“Children with moderate-to-severe atopic dermatitis and their caregivers experience a substantial impairment of quality of life, daily functioning, social interactions, and mental health,” investigators wrote. “Dupilumab improved the signs and symptoms of atopic dermatitis, and quality of life in patients aged ≥6 months to <12 years with moderate-to-severe atopic dermatitis in a phase 3 randomized clinical trial.”
The observed interim PEDISTAD data included 2 years’ follow-up data on the 3 systemic therapies, including their impacting on patient Eczema Area and Severity Index (EASI) total score, percentage of affected body surface area (BSA), and Patient-Oriented Eczema Measure (POEM). Paller and colleagues additionally used assessments of treatment-emergent adverse events (TEAEs).
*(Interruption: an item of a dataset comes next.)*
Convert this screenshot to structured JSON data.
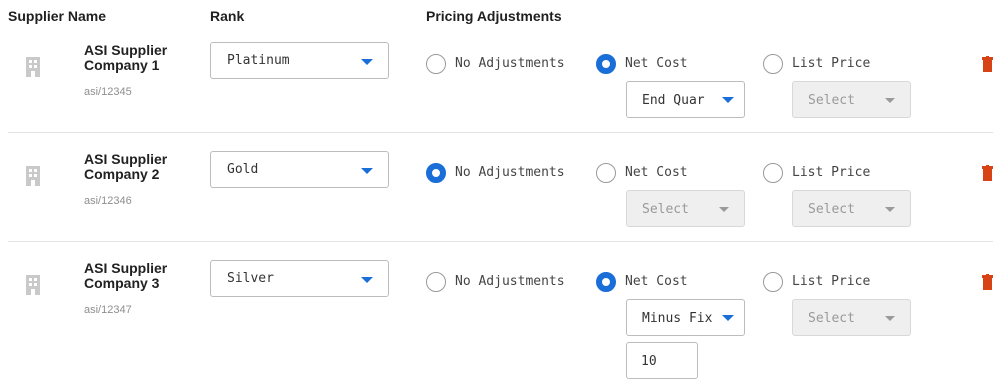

The analysis included 144 patients receiving 300 mg dupilumab every 2 weeks over a median 8.1 months, 114 receiving methotrexate over 13.0 months, and 121 receiving cyclosporine over 10.7 months. Mean patient age was approximately 7 years old. A majority of patients were white. Each treatment arms’ baseline EASI score was <20; BSA involvement was approximately 40%.
Paller and colleagues observed significant improvements from baseline EASI in both the dupilumab arm (59.1%; P <.0001) and methotrexate arm (34.0%; P <.0001). The cyclosporine mean improvement difference of 3.3% was not statistically significant.
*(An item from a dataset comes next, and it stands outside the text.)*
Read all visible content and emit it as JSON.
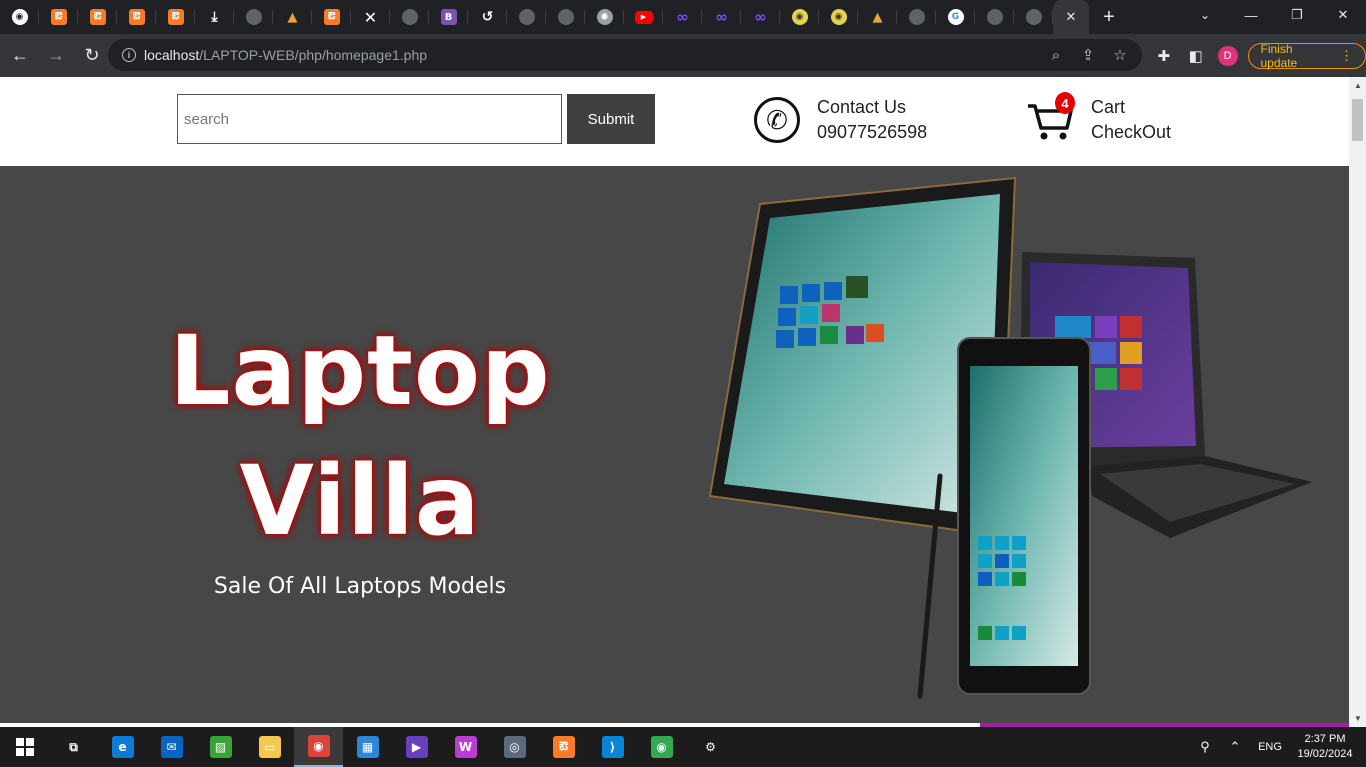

Similarly, dupilumab and methotrexate arms reported significant mean improvements in POEM from baseline, while cyclosporine did not.
All 3 treatment arms reported significant improvements in BSA scores versus baseline:
Regarding safety outcomes, dupilumab was associated with the lowest rate of AEs among patients (18.1%), followed by methotrexate (29.8%) then cyclosporine (31.4%). Discontinuation rates were only 8.3% among patients treated with dupilumab, versus 28.9% and 43.0% for methotrexate and cyclosporine, respectively.
“In this interim analysis of the PEDISTAD study in patients with atopic dermatitis aged <12 years, dupilumab led to greater improvement in atopic dermatitis signs and symptoms, with fewer treatment discontinuation and adverse events,” investigators concluded.
The study, “Real-world treatment outcomes for up to 2 years in patients aged less than 12 years with inadequately controlled moderate-to-severe atopic dermatitis,” was presented at Fall Clinical 2022.